Output the whole listing below exactly, omitting the images.

Source information:
# # #

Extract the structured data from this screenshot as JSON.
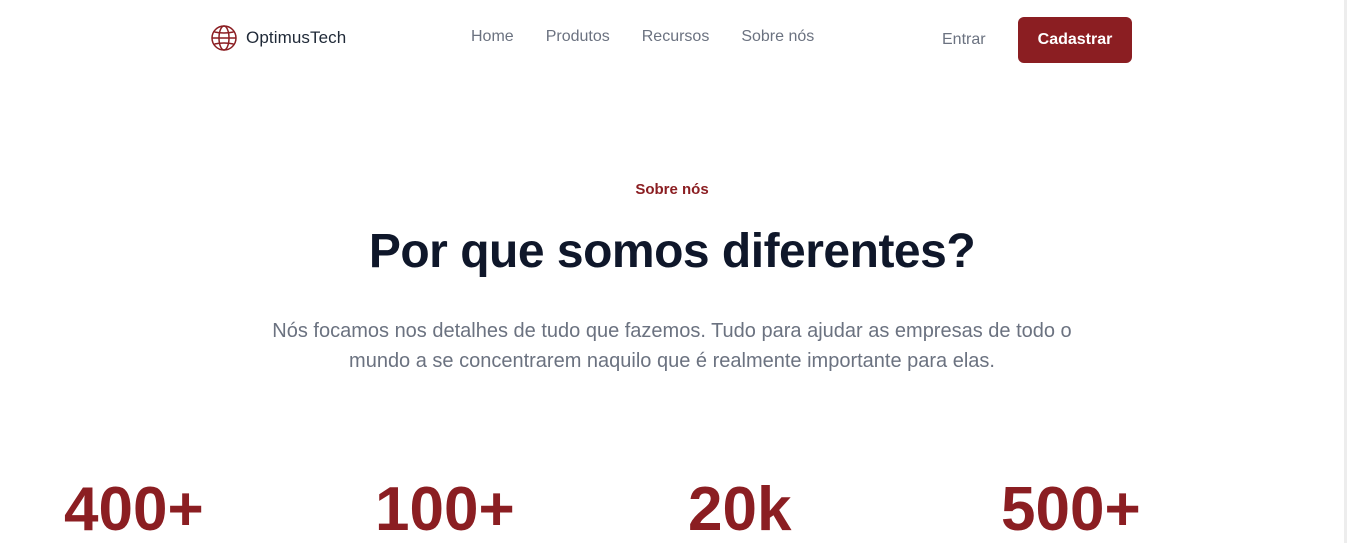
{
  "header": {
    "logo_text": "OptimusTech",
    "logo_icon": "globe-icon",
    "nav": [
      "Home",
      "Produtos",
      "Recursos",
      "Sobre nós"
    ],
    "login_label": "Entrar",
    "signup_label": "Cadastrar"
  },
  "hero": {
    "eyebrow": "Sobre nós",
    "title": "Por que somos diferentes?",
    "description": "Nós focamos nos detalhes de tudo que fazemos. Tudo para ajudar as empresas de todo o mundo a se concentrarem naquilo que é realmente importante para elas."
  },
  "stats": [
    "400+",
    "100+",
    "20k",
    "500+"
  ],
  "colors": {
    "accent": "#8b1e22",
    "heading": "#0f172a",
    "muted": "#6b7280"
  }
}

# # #

Task response:
Extract the structured data from this screenshot as JSON.
{
  "header": {
    "logo_text": "OptimusTech",
    "logo_icon": "globe-icon",
    "nav": [
      "Home",
      "Produtos",
      "Recursos",
      "Sobre nós"
    ],
    "login_label": "Entrar",
    "signup_label": "Cadastrar"
  },
  "hero": {
    "eyebrow": "Sobre nós",
    "title": "Por que somos diferentes?",
    "description": "Nós focamos nos detalhes de tudo que fazemos. Tudo para ajudar as empresas de todo o mundo a se concentrarem naquilo que é realmente importante para elas."
  },
  "stats": [
    "400+",
    "100+",
    "20k",
    "500+"
  ],
  "colors": {
    "accent": "#8b1e22",
    "heading": "#0f172a",
    "muted": "#6b7280"
  }
}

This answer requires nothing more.